● **ABOUT THIS EXERCISE**
In the entries below, find every line holding the string "JSON" and collect it.

○ ○ ○ ○ ○ ○ ○

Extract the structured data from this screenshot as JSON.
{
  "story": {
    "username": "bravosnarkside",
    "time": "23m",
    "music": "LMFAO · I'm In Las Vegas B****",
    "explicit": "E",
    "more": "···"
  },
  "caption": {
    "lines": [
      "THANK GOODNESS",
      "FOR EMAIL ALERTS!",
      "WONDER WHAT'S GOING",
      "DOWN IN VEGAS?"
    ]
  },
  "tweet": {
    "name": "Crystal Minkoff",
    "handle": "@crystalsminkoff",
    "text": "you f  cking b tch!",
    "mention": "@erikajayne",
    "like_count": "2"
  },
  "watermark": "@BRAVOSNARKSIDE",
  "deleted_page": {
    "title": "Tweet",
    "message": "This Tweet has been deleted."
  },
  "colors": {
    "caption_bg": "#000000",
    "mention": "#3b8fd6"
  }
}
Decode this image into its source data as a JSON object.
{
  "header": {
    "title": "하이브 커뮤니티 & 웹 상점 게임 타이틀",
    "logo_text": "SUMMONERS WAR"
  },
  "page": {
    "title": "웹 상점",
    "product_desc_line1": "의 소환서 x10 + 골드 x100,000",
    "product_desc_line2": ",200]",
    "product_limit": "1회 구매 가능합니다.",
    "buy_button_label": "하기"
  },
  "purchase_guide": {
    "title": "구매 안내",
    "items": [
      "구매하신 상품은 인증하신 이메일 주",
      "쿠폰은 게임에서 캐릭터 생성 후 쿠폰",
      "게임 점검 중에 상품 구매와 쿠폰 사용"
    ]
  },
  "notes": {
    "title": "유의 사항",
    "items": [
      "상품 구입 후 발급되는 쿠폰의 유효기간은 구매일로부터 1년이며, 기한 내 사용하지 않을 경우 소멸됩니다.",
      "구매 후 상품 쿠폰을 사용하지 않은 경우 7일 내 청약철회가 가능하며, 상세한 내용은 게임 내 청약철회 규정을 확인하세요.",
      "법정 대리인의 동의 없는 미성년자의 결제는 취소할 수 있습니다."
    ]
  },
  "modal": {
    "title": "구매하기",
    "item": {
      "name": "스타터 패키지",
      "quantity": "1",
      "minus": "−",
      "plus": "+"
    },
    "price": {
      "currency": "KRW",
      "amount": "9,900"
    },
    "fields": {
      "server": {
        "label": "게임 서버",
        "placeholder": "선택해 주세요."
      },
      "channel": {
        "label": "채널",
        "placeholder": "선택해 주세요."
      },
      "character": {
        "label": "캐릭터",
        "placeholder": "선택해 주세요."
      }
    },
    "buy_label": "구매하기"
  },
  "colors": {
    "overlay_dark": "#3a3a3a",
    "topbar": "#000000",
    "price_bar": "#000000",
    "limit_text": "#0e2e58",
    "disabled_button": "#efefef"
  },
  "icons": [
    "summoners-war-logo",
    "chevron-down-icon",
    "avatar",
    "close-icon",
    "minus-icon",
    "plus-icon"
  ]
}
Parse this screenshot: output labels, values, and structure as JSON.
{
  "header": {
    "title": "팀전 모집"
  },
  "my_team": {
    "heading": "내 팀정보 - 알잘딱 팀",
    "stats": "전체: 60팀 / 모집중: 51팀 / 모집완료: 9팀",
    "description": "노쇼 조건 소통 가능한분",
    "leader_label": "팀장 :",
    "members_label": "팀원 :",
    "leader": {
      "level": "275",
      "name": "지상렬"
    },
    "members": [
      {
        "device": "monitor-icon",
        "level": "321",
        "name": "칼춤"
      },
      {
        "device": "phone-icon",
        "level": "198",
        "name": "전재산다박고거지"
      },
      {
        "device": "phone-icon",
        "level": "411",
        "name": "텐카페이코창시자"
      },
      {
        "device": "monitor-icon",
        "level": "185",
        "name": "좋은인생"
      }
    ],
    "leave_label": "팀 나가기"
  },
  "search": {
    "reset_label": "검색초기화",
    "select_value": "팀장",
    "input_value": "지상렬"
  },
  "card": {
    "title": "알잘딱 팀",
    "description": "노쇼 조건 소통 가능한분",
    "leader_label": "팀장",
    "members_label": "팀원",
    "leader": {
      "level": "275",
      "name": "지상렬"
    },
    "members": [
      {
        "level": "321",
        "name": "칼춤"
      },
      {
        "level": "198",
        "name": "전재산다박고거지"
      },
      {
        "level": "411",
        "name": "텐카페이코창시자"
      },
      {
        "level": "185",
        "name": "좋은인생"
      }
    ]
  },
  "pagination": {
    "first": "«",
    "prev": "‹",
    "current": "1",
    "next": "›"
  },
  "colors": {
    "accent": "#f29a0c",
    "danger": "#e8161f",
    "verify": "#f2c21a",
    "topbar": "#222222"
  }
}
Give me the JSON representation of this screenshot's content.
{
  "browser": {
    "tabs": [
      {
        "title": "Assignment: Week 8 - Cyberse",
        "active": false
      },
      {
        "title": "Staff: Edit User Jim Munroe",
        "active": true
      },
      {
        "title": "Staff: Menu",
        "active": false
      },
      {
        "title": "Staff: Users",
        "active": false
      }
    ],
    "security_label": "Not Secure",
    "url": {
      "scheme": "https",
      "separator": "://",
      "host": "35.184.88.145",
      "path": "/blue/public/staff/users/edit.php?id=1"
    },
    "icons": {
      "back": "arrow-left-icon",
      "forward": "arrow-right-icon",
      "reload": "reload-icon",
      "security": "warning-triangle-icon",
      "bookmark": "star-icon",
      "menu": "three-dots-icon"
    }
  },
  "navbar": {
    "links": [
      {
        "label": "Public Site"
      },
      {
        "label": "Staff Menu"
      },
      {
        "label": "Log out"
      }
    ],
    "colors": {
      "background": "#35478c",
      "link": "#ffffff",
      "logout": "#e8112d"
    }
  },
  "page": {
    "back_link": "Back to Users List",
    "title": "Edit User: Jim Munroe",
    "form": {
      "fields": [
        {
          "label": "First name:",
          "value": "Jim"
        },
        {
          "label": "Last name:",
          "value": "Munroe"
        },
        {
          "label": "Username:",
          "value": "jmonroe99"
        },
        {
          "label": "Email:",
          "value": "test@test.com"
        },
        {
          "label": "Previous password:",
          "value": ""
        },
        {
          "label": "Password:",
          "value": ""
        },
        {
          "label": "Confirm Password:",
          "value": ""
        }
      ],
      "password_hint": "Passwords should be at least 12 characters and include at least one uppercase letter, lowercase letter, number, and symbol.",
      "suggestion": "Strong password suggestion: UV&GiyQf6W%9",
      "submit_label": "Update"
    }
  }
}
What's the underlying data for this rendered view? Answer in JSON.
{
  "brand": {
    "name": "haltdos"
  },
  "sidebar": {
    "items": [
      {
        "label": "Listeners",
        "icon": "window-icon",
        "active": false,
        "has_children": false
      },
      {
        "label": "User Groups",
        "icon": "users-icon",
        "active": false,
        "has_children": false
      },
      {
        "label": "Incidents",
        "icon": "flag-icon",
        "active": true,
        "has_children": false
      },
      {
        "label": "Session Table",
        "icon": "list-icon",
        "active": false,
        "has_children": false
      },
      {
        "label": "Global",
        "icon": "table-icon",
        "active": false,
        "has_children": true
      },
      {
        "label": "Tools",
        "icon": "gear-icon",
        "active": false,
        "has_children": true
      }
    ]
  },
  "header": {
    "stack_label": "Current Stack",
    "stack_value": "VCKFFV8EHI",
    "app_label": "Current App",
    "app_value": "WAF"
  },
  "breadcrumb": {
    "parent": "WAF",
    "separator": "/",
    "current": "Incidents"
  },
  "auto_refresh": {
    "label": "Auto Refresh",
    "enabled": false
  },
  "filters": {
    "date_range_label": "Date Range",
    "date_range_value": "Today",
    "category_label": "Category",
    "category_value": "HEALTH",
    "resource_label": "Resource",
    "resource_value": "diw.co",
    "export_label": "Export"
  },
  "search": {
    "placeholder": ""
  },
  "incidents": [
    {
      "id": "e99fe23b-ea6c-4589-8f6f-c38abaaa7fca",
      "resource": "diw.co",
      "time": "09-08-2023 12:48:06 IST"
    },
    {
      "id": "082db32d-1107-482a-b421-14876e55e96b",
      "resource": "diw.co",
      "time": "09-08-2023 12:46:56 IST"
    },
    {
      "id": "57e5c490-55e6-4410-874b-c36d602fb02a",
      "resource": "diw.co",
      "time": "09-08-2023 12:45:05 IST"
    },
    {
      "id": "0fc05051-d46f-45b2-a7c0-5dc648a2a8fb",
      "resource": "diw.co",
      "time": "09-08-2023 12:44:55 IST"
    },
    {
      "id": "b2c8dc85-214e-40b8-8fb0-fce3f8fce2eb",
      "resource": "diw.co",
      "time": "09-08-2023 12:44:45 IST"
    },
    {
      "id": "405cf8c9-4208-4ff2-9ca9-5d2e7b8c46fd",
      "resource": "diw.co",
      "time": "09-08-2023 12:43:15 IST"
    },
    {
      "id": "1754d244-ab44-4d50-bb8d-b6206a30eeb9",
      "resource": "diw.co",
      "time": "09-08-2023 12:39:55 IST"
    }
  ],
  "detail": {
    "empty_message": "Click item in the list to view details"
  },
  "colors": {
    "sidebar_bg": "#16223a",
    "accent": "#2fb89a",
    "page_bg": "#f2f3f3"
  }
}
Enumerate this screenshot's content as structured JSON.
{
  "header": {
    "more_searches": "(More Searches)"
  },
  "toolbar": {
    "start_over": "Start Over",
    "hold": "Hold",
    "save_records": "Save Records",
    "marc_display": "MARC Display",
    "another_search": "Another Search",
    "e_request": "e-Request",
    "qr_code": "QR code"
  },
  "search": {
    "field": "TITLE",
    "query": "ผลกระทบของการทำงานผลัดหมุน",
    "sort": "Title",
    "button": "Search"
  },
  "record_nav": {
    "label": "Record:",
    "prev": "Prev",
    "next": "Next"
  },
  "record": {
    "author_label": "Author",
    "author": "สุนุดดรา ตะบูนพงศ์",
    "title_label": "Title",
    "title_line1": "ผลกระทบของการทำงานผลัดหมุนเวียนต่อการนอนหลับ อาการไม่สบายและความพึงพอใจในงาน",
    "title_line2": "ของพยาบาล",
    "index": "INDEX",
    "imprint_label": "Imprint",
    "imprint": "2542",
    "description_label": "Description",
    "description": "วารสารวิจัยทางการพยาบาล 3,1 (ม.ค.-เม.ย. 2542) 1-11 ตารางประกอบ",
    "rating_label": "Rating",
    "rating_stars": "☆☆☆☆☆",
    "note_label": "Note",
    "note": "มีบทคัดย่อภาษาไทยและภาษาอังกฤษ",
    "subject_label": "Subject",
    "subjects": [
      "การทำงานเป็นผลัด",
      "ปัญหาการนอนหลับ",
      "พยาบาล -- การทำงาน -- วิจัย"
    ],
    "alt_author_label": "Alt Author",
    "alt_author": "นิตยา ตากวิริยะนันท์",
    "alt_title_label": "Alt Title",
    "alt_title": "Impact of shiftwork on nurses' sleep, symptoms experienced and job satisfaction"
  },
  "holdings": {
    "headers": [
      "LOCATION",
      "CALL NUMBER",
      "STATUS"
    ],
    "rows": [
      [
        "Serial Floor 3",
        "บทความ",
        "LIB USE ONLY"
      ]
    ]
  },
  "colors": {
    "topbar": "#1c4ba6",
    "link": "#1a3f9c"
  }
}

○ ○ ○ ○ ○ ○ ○

● **ANSWER TO THIS TASK**
Extract the structured data from this screenshot as JSON.
Decode this image into its source data as a JSON object.
Parse this screenshot: output labels, values, and structure as JSON.
Give me the JSON representation of this screenshot's content.
What's the underlying data for this rendered view? Answer in JSON.
Enumerate this screenshot's content as structured JSON.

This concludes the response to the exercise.